Speaking with Classic Rock, Gilbert laid out the five albums that were most essential to his development as a guitar player.

“No one can choose their biological DNA,” he tells the magazine, “but you can choose what music you listen to. I listened to these records so much when I was a kid that they shaped my musical DNA.”

You can read the complete article at Classic Rock.

Robin Trower–Bridge of Sighs (1974)
“Whenever I want to play better, I just imagine that Robin Trower is listening. I picture him standing at the mixing board and thinking, ‘Oh, this is dreadful.’ And then I’d have quit widdly-ing and start playing phrases that mean something, just so he won’t leave.”
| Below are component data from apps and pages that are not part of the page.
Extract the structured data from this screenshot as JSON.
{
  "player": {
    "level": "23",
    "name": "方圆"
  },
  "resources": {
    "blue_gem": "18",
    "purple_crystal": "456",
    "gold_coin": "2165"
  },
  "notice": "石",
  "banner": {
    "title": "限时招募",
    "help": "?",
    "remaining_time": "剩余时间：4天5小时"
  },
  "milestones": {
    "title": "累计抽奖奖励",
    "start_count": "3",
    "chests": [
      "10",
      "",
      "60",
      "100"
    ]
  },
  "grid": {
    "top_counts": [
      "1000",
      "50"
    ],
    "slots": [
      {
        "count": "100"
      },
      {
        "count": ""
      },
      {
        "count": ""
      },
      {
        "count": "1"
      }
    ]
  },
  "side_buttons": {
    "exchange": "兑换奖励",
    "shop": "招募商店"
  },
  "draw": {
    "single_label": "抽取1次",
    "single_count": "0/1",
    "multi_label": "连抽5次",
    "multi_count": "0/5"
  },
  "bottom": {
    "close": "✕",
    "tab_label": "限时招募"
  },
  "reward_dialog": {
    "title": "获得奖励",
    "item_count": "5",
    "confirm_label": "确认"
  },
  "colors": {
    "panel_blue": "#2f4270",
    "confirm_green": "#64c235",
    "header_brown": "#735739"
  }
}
Pat Travers–Live! Go For What You Know (1978)
“Pat Travers and Pat Thrall, for a brief time, were the coolest dual-guitar team rock has known. This album captures their amazing solo trade-offs, soaring harmonies and super-tight funk-rock rhythm arrangements.”

Frank Marino & Mahogany Rush–Live (1978)
“This album is another example of superior shred being produced before ‘shred’ was a musical term.”

Van Halen–Van Halen (1978)
“This album is just unfair to everyone. Eddie’s innate musical genius ears, combined with the athletic prowess he got from eight-hours-a-day bedroom practicing, along with an indestructible rhythmic groove developed from jamming with his brother, results in a record of non-stop jaw-dropping awesomeness.”

Led Zeppelin–The Song Remains the Same (1976)
“My mom was cool enough to take me to see The Song Remains the Same at a midnight showing. I was surprised at how boring the jams were and how few of the songs I knew. But I bought the soundtrack album anyway, and it grew on me.”